I am able to help with your UCAS personal statement using Skype, phone or email – or coming to my home office which is six miles from Junction 14 of the M6 at Stafford – and six miles from Newport in Shropshire. I don’t write your statement for you, but I guide you through the process, giving you feedback and support, until we have a statement you are delighted with. I have many happy clients, of whom I am very proud, and some of them are on my Testimonials page. You are welcome to phone for a preliminary chat on 01785 284849 or 07837 917803 with no obligation to make a booking. My clients say I am friendly and approachable – so don’t worry about getting in touch!
- I have had a break from working for five years while my children were little.
- For my next job interview I have to make a five-minute presentation. Will it be OK to use notes?
- I am a sole trader and have just become a member of a couple of business networks.

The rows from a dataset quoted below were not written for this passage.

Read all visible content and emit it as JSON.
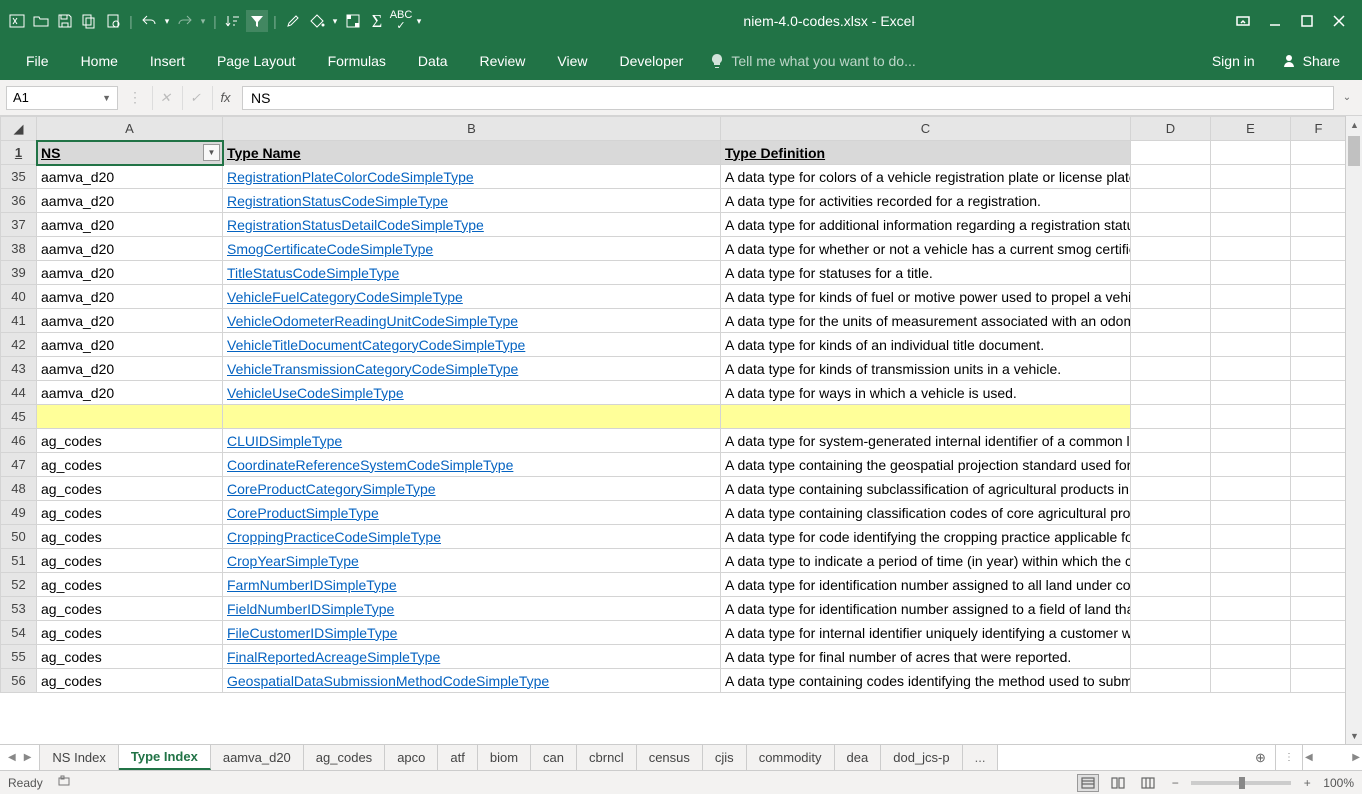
{
  "window": {
    "title": "niem-4.0-codes.xlsx - Excel"
  },
  "ribbon": {
    "file": "File",
    "tabs": [
      "Home",
      "Insert",
      "Page Layout",
      "Formulas",
      "Data",
      "Review",
      "View",
      "Developer"
    ],
    "tellme": "Tell me what you want to do...",
    "signin": "Sign in",
    "share": "Share"
  },
  "formula_bar": {
    "name_box": "A1",
    "formula": "NS"
  },
  "columns": [
    "A",
    "B",
    "C",
    "D",
    "E",
    "F"
  ],
  "header_row_number": "1",
  "headers": {
    "ns": "NS",
    "type_name": "Type Name",
    "type_definition": "Type Definition"
  },
  "rows": [
    {
      "n": "35",
      "ns": "aamva_d20",
      "type": "RegistrationPlateColorCodeSimpleType",
      "def": "A data type for colors of a vehicle registration plate or license plate."
    },
    {
      "n": "36",
      "ns": "aamva_d20",
      "type": "RegistrationStatusCodeSimpleType",
      "def": "A data type for activities recorded for a registration."
    },
    {
      "n": "37",
      "ns": "aamva_d20",
      "type": "RegistrationStatusDetailCodeSimpleType",
      "def": "A data type for additional information regarding a registration status."
    },
    {
      "n": "38",
      "ns": "aamva_d20",
      "type": "SmogCertificateCodeSimpleType",
      "def": "A data type for whether or not a vehicle has a current smog certificate."
    },
    {
      "n": "39",
      "ns": "aamva_d20",
      "type": "TitleStatusCodeSimpleType",
      "def": "A data type for statuses for a title."
    },
    {
      "n": "40",
      "ns": "aamva_d20",
      "type": "VehicleFuelCategoryCodeSimpleType",
      "def": "A data type for kinds of fuel or motive power used to propel a vehicle."
    },
    {
      "n": "41",
      "ns": "aamva_d20",
      "type": "VehicleOdometerReadingUnitCodeSimpleType",
      "def": "A data type for the units of measurement associated with an odometer reading."
    },
    {
      "n": "42",
      "ns": "aamva_d20",
      "type": "VehicleTitleDocumentCategoryCodeSimpleType",
      "def": "A data type for kinds of an individual title document."
    },
    {
      "n": "43",
      "ns": "aamva_d20",
      "type": "VehicleTransmissionCategoryCodeSimpleType",
      "def": "A data type for kinds of transmission units in a vehicle."
    },
    {
      "n": "44",
      "ns": "aamva_d20",
      "type": "VehicleUseCodeSimpleType",
      "def": "A data type for ways in which a vehicle is used."
    },
    {
      "n": "45",
      "sep": true
    },
    {
      "n": "46",
      "ns": "ag_codes",
      "type": "CLUIDSimpleType",
      "def": "A data type for system-generated internal identifier of a common land unit (CLU). Th"
    },
    {
      "n": "47",
      "ns": "ag_codes",
      "type": "CoordinateReferenceSystemCodeSimpleType",
      "def": "A data type containing the geospatial projection standard used for calculating acreag"
    },
    {
      "n": "48",
      "ns": "ag_codes",
      "type": "CoreProductCategorySimpleType",
      "def": "A data type containing subclassification of agricultural products in addition to the ma"
    },
    {
      "n": "49",
      "ns": "ag_codes",
      "type": "CoreProductSimpleType",
      "def": "A data type containing classification codes of core agricultural products defined by th"
    },
    {
      "n": "50",
      "ns": "ag_codes",
      "type": "CroppingPracticeCodeSimpleType",
      "def": "A data type for code identifying the cropping practice applicable for a reported crop/"
    },
    {
      "n": "51",
      "ns": "ag_codes",
      "type": "CropYearSimpleType",
      "def": "A data type to indicate a period of time (in year) within which the crop is normally gro"
    },
    {
      "n": "52",
      "ns": "ag_codes",
      "type": "FarmNumberIDSimpleType",
      "def": "A data type for identification number assigned to all land under control of a particula"
    },
    {
      "n": "53",
      "ns": "ag_codes",
      "type": "FieldNumberIDSimpleType",
      "def": "A data type for identification number assigned to a field of land that is part of a farm"
    },
    {
      "n": "54",
      "ns": "ag_codes",
      "type": "FileCustomerIDSimpleType",
      "def": "A data type for internal identifier uniquely identifying a customer within a specific file"
    },
    {
      "n": "55",
      "ns": "ag_codes",
      "type": "FinalReportedAcreageSimpleType",
      "def": "A data type for final number of acres that were reported."
    },
    {
      "n": "56",
      "ns": "ag_codes",
      "type": "GeospatialDataSubmissionMethodCodeSimpleType",
      "def": "A data type containing codes identifying the method used to submit geospatial data u"
    }
  ],
  "sheet_tabs": [
    "NS Index",
    "Type Index",
    "aamva_d20",
    "ag_codes",
    "apco",
    "atf",
    "biom",
    "can",
    "cbrncl",
    "census",
    "cjis",
    "commodity",
    "dea",
    "dod_jcs-p"
  ],
  "active_sheet_tab": "Type Index",
  "sheet_tabs_more": " ... ",
  "status": {
    "ready": "Ready",
    "zoom": "100%"
  }
}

- I don’t think I want to see myself on video when I come for a practice interview – it’s going to make me feel worse – why do you suggest it?
- I am trying to get work for my business but my proposals are being rejected even though I know we could do the job really well? Have you any advice?
Get in touch
Please get in touch using one of the methods below. I look forward to hearing from you.
Telephone: 01785 284849
Mobile: 07837 917803